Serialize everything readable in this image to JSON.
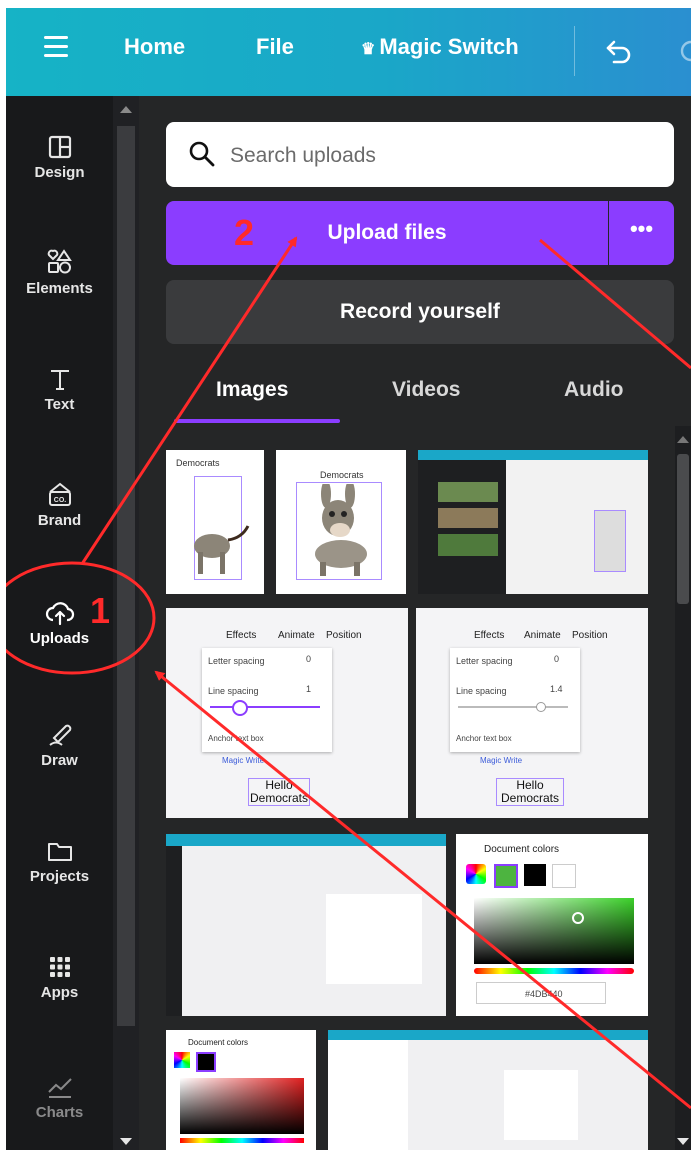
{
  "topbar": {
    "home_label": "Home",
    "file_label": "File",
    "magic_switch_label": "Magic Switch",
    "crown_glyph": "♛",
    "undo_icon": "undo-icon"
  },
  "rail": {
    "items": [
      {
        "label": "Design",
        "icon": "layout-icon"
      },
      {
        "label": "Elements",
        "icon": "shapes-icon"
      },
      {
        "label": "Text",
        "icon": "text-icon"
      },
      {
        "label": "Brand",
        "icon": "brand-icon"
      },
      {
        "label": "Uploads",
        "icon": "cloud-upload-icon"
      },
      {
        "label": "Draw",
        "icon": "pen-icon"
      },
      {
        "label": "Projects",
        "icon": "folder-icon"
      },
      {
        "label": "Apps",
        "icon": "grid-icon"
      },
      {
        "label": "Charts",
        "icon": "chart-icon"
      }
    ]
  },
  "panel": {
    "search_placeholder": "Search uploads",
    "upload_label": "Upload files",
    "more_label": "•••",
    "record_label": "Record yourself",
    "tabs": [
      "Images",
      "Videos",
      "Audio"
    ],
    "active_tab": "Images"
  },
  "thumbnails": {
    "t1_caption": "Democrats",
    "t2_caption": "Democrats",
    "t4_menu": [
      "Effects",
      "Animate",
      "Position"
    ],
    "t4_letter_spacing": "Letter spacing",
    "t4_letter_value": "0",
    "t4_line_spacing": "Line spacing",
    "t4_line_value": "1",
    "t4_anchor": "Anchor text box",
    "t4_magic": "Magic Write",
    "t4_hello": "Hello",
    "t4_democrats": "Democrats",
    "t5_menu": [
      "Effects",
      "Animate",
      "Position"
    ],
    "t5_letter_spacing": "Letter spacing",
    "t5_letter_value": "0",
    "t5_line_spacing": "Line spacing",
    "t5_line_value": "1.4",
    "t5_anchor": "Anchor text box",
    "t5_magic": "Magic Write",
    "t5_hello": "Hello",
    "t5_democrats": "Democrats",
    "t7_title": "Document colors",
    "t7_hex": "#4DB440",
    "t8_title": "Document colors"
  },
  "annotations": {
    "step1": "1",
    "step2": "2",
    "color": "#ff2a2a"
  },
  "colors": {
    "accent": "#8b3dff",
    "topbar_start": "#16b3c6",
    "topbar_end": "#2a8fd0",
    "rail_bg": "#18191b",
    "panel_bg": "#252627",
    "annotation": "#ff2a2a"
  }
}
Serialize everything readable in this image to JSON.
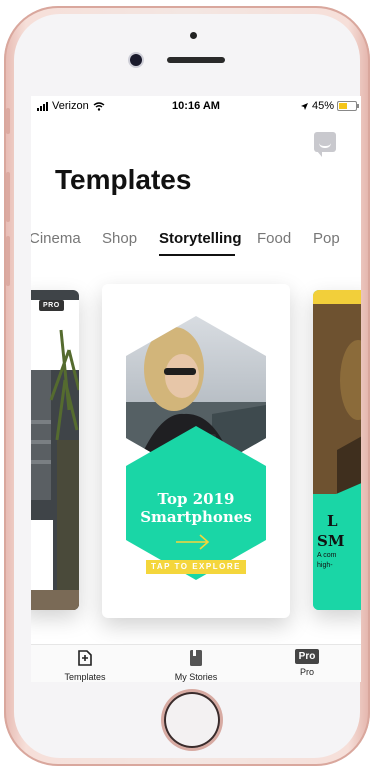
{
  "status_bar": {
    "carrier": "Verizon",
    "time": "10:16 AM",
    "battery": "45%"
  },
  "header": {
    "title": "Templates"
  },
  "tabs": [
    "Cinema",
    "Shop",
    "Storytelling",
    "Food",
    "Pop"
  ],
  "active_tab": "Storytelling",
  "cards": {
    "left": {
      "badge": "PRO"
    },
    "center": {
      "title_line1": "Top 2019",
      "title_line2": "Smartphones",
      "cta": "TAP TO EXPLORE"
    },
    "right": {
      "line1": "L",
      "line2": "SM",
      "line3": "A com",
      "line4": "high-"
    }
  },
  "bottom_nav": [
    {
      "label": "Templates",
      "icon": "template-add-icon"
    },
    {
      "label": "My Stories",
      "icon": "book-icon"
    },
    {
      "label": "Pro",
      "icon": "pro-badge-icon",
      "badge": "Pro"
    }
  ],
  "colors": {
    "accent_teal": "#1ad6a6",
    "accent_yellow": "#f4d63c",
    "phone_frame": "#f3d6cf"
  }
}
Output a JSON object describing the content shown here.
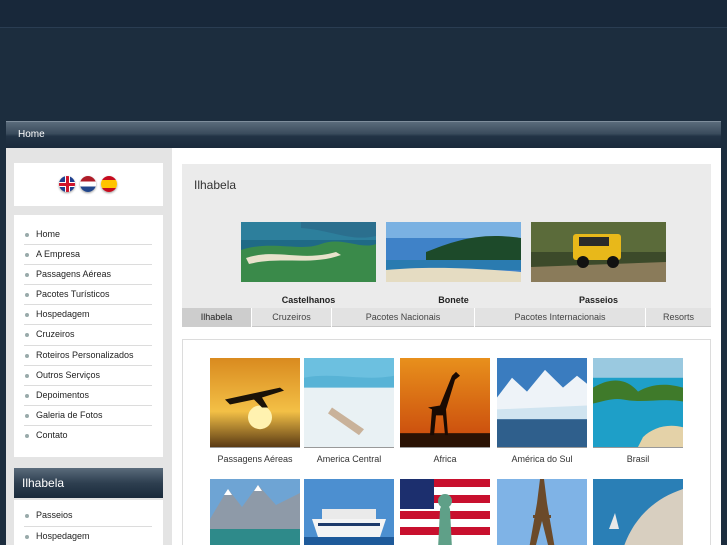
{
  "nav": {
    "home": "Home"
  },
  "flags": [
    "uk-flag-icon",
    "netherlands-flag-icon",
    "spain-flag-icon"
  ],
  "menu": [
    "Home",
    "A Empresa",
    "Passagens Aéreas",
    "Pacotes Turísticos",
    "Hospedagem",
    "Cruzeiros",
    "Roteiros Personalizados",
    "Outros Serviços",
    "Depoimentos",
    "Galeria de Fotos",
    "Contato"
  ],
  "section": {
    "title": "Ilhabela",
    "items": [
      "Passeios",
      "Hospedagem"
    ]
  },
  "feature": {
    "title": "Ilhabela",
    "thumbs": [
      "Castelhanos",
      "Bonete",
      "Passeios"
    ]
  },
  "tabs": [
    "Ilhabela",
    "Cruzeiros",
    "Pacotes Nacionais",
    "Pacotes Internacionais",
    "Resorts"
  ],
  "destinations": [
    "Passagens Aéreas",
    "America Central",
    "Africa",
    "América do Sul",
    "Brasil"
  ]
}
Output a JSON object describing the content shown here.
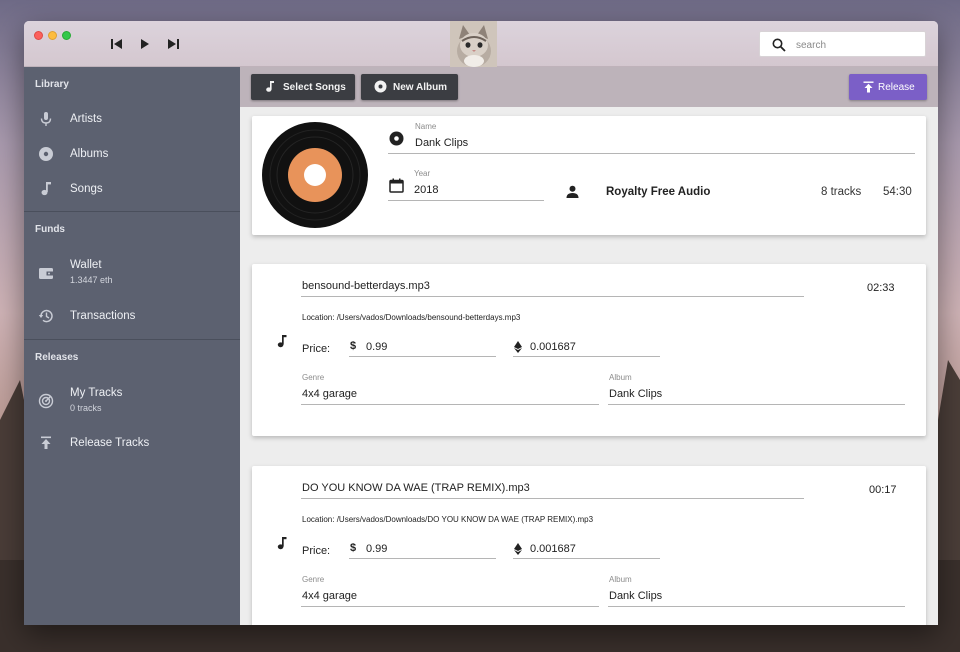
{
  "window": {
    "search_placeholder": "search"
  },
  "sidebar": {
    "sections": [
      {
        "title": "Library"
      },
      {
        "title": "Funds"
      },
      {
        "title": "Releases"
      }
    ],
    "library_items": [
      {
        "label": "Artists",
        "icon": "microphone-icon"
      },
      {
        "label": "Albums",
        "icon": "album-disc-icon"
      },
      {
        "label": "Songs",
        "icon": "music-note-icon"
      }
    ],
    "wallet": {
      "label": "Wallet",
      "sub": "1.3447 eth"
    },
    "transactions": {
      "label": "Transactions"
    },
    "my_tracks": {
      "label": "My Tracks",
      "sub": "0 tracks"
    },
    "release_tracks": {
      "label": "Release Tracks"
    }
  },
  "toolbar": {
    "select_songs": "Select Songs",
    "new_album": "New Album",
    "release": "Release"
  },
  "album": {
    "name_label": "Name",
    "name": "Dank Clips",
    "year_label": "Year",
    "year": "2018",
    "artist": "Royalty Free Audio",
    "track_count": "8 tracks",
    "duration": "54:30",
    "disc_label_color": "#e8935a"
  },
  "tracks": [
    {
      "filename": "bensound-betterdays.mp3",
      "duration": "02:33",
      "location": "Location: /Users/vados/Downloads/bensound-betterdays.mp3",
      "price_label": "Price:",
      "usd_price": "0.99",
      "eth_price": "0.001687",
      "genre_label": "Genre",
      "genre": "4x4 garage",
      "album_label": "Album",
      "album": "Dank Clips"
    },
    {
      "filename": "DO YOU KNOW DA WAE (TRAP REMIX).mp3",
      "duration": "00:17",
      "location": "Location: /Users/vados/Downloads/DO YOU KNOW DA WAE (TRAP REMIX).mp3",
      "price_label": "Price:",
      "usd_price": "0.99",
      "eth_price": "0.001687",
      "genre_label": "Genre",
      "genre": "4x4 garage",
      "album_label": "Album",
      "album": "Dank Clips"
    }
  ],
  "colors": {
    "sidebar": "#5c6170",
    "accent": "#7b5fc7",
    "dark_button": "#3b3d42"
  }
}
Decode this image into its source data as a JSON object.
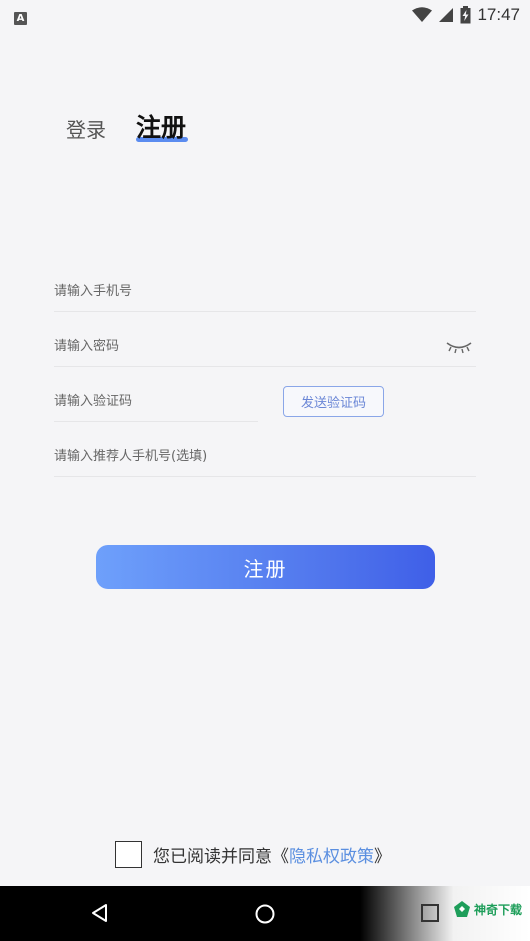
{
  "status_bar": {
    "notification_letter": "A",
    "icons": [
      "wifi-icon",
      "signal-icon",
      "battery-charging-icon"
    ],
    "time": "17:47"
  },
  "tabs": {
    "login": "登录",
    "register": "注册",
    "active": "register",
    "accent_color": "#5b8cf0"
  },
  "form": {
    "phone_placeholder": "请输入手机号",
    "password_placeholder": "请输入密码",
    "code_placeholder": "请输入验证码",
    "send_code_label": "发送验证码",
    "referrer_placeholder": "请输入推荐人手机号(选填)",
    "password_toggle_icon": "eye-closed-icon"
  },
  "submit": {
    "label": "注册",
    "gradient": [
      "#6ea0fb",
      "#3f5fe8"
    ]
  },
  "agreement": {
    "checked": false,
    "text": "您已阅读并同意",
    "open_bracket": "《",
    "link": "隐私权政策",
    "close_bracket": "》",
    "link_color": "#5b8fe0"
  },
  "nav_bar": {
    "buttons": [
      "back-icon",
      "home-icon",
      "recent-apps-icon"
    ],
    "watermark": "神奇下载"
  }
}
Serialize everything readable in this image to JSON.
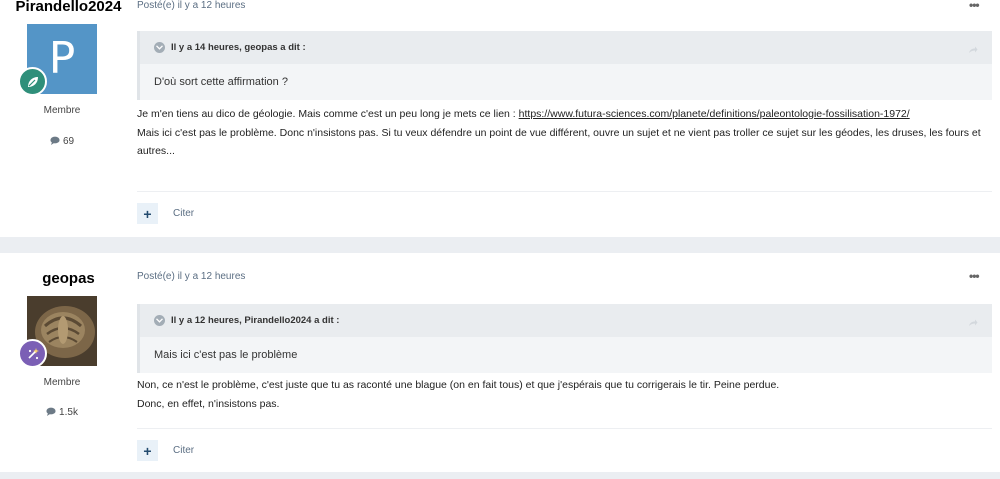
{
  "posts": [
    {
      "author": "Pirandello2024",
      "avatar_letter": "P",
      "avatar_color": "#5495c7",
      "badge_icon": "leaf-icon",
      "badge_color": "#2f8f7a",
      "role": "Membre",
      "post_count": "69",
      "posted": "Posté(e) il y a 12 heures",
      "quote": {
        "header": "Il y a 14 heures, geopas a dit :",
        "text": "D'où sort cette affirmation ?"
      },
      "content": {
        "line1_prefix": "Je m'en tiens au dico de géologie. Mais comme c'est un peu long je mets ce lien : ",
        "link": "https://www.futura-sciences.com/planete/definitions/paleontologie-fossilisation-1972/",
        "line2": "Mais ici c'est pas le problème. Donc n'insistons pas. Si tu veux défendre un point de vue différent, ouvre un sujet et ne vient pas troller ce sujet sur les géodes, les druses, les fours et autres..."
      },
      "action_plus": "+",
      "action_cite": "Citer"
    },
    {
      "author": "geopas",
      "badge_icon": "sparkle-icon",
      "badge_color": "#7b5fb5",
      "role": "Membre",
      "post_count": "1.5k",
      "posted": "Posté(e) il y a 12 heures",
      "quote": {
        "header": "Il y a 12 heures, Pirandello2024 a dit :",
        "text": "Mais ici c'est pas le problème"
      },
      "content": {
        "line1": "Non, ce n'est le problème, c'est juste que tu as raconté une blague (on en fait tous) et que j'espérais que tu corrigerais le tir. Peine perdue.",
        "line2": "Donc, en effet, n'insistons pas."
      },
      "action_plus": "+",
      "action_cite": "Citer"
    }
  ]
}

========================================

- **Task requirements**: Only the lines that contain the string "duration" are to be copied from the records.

- **Answer space**:
    "duration": "54:30",
      "duration": "02:33",
      "duration": "00:17",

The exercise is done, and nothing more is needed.